“We were glad to have John Pappajohn join the awards celebration this year, even if we had to connect virtually.  John’s commitment to supporting entrepreneurs in Iowa is admired and appreciated by everyone,” said David Hensley, director of the John Pappajohn Entrepreneurial Center at the University of Iowa.

Details about next year’s John Pappajohn Iowa Entrepreneurial Venture Competition will be announced in February 2021.

3D Health Solutions wins 2020 Pappajohn Pitch Competition, takes home $40,000 | Clay & Milk
A central Iowa ag-tech accelerator has secured more backers and finally has a name. The Greater Des Moines Partnership first announced the accelerator last year, naming four initial investors. On Monday, the Partnership said the program will be called the "Iowa AgriTech Accelerator" and named three new investors. The new investors include Grinnell Mutual, Kent Corp. and Sukup Manufacturing, all Iowa companies. They join investors Deere & Co., Peoples Co., Farmers Mutual Hail Insurance Co. and DuPont Pioneer. Each investor has agreed to put up $100,000 for the first year of the accelerator. Startups entering the program will receive $40,000 in seed funding in exchange for 6 percent equity. Tej Dhawan, an angel investor and local startup mentor, is serving as interim director until the AgriTech Accelerator names a permanent leader. Dhawan held a similar role with the GIA before Brian Hemesath was named as managing director. As interim director, Dhawan said his main job includes hiring the accelerator's executive director, establishing a business structure and initial recruiting for the first cohort. The accelerator will place few filters, such as location and product, on the applicant pool, Dhawan said. "When you’re seeking innovation, innovation can come from every corner of the world so why restrict ourselves," he said. One area the the AgriTech Accelerator won't recruit from is biotech. For its first cohort, the AgriTech Accelerator will work out of the GIA's space in Des Moines' East Village, Dhawan said. A future, permanent home is still to be decided. The accelerator's program will host startups from mid-July through mid-October, ending with an event connected to the annual World Food Prize.
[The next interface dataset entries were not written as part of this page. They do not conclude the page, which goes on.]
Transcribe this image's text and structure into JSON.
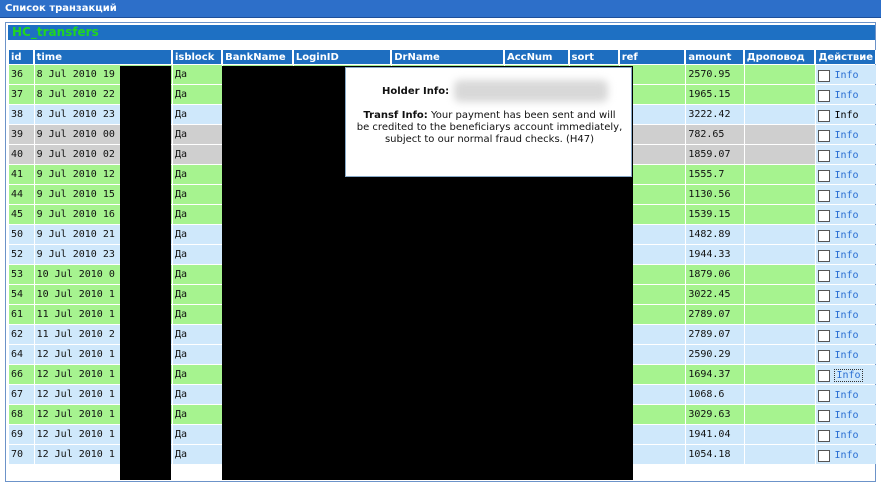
{
  "panel_title": "Список транзакций",
  "table_title": "HC_transfers",
  "columns": [
    "id",
    "time",
    "isblock",
    "BankName",
    "LoginID",
    "DrName",
    "AccNum",
    "sort",
    "ref",
    "amount",
    "Дроповод",
    "Действие"
  ],
  "action_label": "Info",
  "rows": [
    {
      "id": "36",
      "time": "8 Jul 2010 19",
      "isblock": "Да",
      "amount": "2570.95",
      "row_color": "green"
    },
    {
      "id": "37",
      "time": "8 Jul 2010 22",
      "isblock": "Да",
      "amount": "1965.15",
      "row_color": "green"
    },
    {
      "id": "38",
      "time": "8 Jul 2010 23",
      "isblock": "Да",
      "amount": "3222.42",
      "row_color": "blue"
    },
    {
      "id": "39",
      "time": "9 Jul 2010 00",
      "isblock": "Да",
      "amount": "782.65",
      "row_color": "gray"
    },
    {
      "id": "40",
      "time": "9 Jul 2010 02",
      "isblock": "Да",
      "amount": "1859.07",
      "row_color": "gray"
    },
    {
      "id": "41",
      "time": "9 Jul 2010 12",
      "isblock": "Да",
      "amount": "1555.7",
      "row_color": "green"
    },
    {
      "id": "44",
      "time": "9 Jul 2010 15",
      "isblock": "Да",
      "amount": "1130.56",
      "row_color": "green"
    },
    {
      "id": "45",
      "time": "9 Jul 2010 16",
      "isblock": "Да",
      "amount": "1539.15",
      "row_color": "green"
    },
    {
      "id": "50",
      "time": "9 Jul 2010 21",
      "isblock": "Да",
      "amount": "1482.89",
      "row_color": "blue"
    },
    {
      "id": "52",
      "time": "9 Jul 2010 23",
      "isblock": "Да",
      "amount": "1944.33",
      "row_color": "blue"
    },
    {
      "id": "53",
      "time": "10 Jul 2010 0",
      "isblock": "Да",
      "amount": "1879.06",
      "row_color": "green"
    },
    {
      "id": "54",
      "time": "10 Jul 2010 1",
      "isblock": "Да",
      "amount": "3022.45",
      "row_color": "green"
    },
    {
      "id": "61",
      "time": "11 Jul 2010 1",
      "isblock": "Да",
      "amount": "2789.07",
      "row_color": "green"
    },
    {
      "id": "62",
      "time": "11 Jul 2010 2",
      "isblock": "Да",
      "amount": "2789.07",
      "row_color": "blue"
    },
    {
      "id": "64",
      "time": "12 Jul 2010 1",
      "isblock": "Да",
      "amount": "2590.29",
      "row_color": "blue"
    },
    {
      "id": "66",
      "time": "12 Jul 2010 1",
      "isblock": "Да",
      "amount": "1694.37",
      "row_color": "green"
    },
    {
      "id": "67",
      "time": "12 Jul 2010 1",
      "isblock": "Да",
      "amount": "1068.6",
      "row_color": "blue"
    },
    {
      "id": "68",
      "time": "12 Jul 2010 1",
      "isblock": "Да",
      "amount": "3029.63",
      "row_color": "green"
    },
    {
      "id": "69",
      "time": "12 Jul 2010 1",
      "isblock": "Да",
      "amount": "1941.04",
      "row_color": "blue"
    },
    {
      "id": "70",
      "time": "12 Jul 2010 1",
      "isblock": "Да",
      "amount": "1054.18",
      "row_color": "blue"
    }
  ],
  "popup": {
    "holder_label": "Holder Info:",
    "transf_label": "Transf Info:",
    "transf_text": "Your payment has been sent and will be credited to the beneficiarys account immediately, subject to our normal fraud checks. (H47)"
  }
}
The GIA, which the AgriTech Accelerator is based on, also ends with presentations at an industry event. The accelerator has also started lining up a mentor pool. The Iowa Corn Growers Association, Iowa Soybean Association and the Iowa Pork Producers Association have agreed to provide mentors, as has Iowa State University. While the AgriTech Accelerator is loosely based off of the GIA, it will differ in its business structure, Dhawan said. The GIA runs through a for-profit model for both operations and its investment fund. The AgriTech Accelerator will have a nonprofit model for its operations and a for-profit setup for its fund. Dhawan said the nonprofit model is being used so the accelerator can better work with other nonprofit partners, such as trade associations. "These are all organizations that are nonprofits and can be amazing stakeholders without ever having to be investors in the accelerator," he said. "It becomes easier to work with trade associations in their nonprofit role when we are also a nonprofit." When it's up and running, the AgriTech Accelerator would be one of a handful of ag-focused startup development programs in Iowa. Others include the Ag Startup Engine out of Iowa State University and the Rural Ventures Alliance from Iowa MicroLoan. Matthew Patane is the managing editor and co-founder of Clay & Milk. Send him an email at
This Pop-up Is Included in the Theme
Best Choice for Creatives
Purchase Now